TASK BRIEF: All of the data should be restated word for word.

GIVEN DATA:
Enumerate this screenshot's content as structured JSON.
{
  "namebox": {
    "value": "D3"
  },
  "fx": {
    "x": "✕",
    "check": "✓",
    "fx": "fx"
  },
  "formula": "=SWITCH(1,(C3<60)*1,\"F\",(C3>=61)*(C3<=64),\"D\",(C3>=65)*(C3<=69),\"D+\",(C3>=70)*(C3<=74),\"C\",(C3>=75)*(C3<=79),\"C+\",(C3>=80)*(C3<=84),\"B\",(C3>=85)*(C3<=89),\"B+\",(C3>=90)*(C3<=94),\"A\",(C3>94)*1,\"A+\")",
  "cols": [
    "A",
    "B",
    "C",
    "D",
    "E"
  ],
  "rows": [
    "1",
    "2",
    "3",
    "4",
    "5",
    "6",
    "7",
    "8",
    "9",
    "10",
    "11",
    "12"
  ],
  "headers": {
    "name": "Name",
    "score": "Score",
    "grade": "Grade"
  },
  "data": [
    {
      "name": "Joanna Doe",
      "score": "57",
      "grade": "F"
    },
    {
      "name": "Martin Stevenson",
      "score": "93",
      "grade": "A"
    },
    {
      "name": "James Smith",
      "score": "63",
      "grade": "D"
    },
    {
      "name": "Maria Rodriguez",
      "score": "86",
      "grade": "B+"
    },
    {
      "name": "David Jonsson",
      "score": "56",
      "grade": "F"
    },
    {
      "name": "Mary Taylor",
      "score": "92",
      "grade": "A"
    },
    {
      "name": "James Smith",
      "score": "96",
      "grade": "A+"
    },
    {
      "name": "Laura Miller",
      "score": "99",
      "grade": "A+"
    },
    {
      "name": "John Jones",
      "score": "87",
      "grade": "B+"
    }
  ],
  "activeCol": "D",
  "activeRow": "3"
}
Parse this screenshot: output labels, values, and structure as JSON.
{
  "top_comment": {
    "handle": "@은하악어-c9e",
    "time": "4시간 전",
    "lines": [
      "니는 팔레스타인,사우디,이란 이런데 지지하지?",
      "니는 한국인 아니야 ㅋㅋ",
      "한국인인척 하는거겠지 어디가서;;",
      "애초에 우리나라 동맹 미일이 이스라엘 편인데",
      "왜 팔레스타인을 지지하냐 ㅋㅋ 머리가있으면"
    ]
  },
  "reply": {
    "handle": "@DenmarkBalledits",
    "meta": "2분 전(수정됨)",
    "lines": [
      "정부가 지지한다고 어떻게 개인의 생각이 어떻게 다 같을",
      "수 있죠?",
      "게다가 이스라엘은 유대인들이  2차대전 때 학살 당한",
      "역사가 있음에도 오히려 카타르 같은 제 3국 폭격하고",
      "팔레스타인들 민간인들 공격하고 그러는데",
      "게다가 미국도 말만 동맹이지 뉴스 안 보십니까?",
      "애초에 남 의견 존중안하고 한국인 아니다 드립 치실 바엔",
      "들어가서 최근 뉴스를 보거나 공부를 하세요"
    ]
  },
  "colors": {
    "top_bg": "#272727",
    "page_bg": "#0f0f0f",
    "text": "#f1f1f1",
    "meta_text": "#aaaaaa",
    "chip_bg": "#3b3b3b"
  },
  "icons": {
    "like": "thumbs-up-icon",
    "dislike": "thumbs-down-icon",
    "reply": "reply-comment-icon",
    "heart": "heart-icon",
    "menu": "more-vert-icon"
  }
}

FINISHED EXERCISE:
Enumerate this screenshot's content as structured JSON.
{
  "namebox": {
    "value": "D3"
  },
  "fx": {
    "x": "✕",
    "check": "✓",
    "fx": "fx"
  },
  "formula": "=SWITCH(1,(C3<60)*1,\"F\",(C3>=61)*(C3<=64),\"D\",(C3>=65)*(C3<=69),\"D+\",(C3>=70)*(C3<=74),\"C\",(C3>=75)*(C3<=79),\"C+\",(C3>=80)*(C3<=84),\"B\",(C3>=85)*(C3<=89),\"B+\",(C3>=90)*(C3<=94),\"A\",(C3>94)*1,\"A+\")",
  "cols": [
    "A",
    "B",
    "C",
    "D",
    "E"
  ],
  "rows": [
    "1",
    "2",
    "3",
    "4",
    "5",
    "6",
    "7",
    "8",
    "9",
    "10",
    "11",
    "12"
  ],
  "headers": {
    "name": "Name",
    "score": "Score",
    "grade": "Grade"
  },
  "data": [
    {
      "name": "Joanna Doe",
      "score": "57",
      "grade": "F"
    },
    {
      "name": "Martin Stevenson",
      "score": "93",
      "grade": "A"
    },
    {
      "name": "James Smith",
      "score": "63",
      "grade": "D"
    },
    {
      "name": "Maria Rodriguez",
      "score": "86",
      "grade": "B+"
    },
    {
      "name": "David Jonsson",
      "score": "56",
      "grade": "F"
    },
    {
      "name": "Mary Taylor",
      "score": "92",
      "grade": "A"
    },
    {
      "name": "James Smith",
      "score": "96",
      "grade": "A+"
    },
    {
      "name": "Laura Miller",
      "score": "99",
      "grade": "A+"
    },
    {
      "name": "John Jones",
      "score": "87",
      "grade": "B+"
    }
  ],
  "activeCol": "D",
  "activeRow": "3"
}
Parse this screenshot: output labels, values, and structure as JSON.
{
  "top_comment": {
    "handle": "@은하악어-c9e",
    "time": "4시간 전",
    "lines": [
      "니는 팔레스타인,사우디,이란 이런데 지지하지?",
      "니는 한국인 아니야 ㅋㅋ",
      "한국인인척 하는거겠지 어디가서;;",
      "애초에 우리나라 동맹 미일이 이스라엘 편인데",
      "왜 팔레스타인을 지지하냐 ㅋㅋ 머리가있으면"
    ]
  },
  "reply": {
    "handle": "@DenmarkBalledits",
    "meta": "2분 전(수정됨)",
    "lines": [
      "정부가 지지한다고 어떻게 개인의 생각이 어떻게 다 같을",
      "수 있죠?",
      "게다가 이스라엘은 유대인들이  2차대전 때 학살 당한",
      "역사가 있음에도 오히려 카타르 같은 제 3국 폭격하고",
      "팔레스타인들 민간인들 공격하고 그러는데",
      "게다가 미국도 말만 동맹이지 뉴스 안 보십니까?",
      "애초에 남 의견 존중안하고 한국인 아니다 드립 치실 바엔",
      "들어가서 최근 뉴스를 보거나 공부를 하세요"
    ]
  },
  "colors": {
    "top_bg": "#272727",
    "page_bg": "#0f0f0f",
    "text": "#f1f1f1",
    "meta_text": "#aaaaaa",
    "chip_bg": "#3b3b3b"
  },
  "icons": {
    "like": "thumbs-up-icon",
    "dislike": "thumbs-down-icon",
    "reply": "reply-comment-icon",
    "heart": "heart-icon",
    "menu": "more-vert-icon"
  }
}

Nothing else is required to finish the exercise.